I gained a lot of weight when I was pregnant the first time. The weight gain continued after I had the baby, too. I stopped nursing but kept eating like I was feeding two. The first several years of my life, as a mom, were spent being embarrassed by how I looked. I felt too ashamed to pose for pictures with my kids. A year or two ago, I made myself stop acting embarrassed and started making a conscious effort to get in more photos with my kids. Some day I’ll be gone, and pictures are all they’ll have.
I’m not saying that I’m happy with how I look, but I’m trying to overcome the hang-ups and focus on seeing myself how my kids do. They think I am the most beautiful woman in the world—they’ve told me so on multiple occasions! The moment I realized that we hadn’t had family pictures taken in over four years was the moment I made myself a promise to do better.
Where Issues with My Weight Began
I started to look deeper into where some of my hang-ups and issues with my body come from. I began to remember things my mom used to say to me or around me when I was a kid. My mom was never one to fat shame anyone or to judge anyone for how they looked…anyone except herself. I can remember hearing her talk about the latest fad diet that she was on, and how she needed to lose weight because she was fat. I don’t ever remember thinking that my mom was fat, though.
My mom told me several stories of growing up and being told that she was fat her entire life. When I was a young girl, I can vividly remember my grandmother telling me that I was fat. It’s amazing how those things stick with me all these years later.
I’m not alone
Twice in one week, I’ve had conversations with friends about things our parents said to us or around us growing up. One of my friends told me that her mom used to always ask her to suck in her stomach.

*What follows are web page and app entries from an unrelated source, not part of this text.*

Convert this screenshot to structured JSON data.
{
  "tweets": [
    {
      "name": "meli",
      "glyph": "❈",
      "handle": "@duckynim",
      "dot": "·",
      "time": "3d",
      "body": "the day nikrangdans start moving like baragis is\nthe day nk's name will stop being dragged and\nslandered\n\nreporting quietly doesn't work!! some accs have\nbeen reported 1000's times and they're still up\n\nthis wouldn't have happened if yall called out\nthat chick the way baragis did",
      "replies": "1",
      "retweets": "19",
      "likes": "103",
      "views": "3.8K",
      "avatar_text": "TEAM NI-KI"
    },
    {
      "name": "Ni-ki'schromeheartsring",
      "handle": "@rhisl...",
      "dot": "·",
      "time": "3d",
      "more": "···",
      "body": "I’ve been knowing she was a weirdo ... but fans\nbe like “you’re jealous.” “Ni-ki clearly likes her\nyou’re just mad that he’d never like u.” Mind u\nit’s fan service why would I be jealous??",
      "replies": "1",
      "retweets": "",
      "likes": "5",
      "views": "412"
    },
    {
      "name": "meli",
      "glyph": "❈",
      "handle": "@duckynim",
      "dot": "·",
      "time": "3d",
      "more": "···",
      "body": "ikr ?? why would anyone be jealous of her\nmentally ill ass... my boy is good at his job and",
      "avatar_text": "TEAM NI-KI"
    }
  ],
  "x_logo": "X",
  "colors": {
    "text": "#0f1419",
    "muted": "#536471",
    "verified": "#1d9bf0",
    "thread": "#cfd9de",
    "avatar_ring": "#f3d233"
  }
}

My other friend (I’ll call her M to simplify the story) told me that she can still vividly remember her mom being distraught after M came home from a visit to her grandparents’ house because M had gained so much weight. She was 6 or 7 years old at the time.
M also told me about the mean things her dad used to say about overweight people. I remember an uncle of mine who would comment on the size of just about anyone who walked by. These things weren’t directed at us, but they planted seeds of what a person “should” look like, and those seeds grew into significant weight insecurities.
The things we say to kids, or around our kids, matter. Words can leave a lasting impact. Our kids are always listening. Everything we say is being absorbed by their little sponge brains. I don’t think that any of the moms in these stories meant to hurt their children. They couldn’t have intended to create body issues and a lack of self-esteem. I don’t think my uncle meant to cause me to judge myself as harshly as he judged others. I just feel that it’s time we become more cognizant of the things we say and do around our kids. And it’s time to get out from behind the camera and get in those pictures, too! As my dear friend, “M” said, “I hope we’re raising a new generation of kids who don’t hate their bodies!”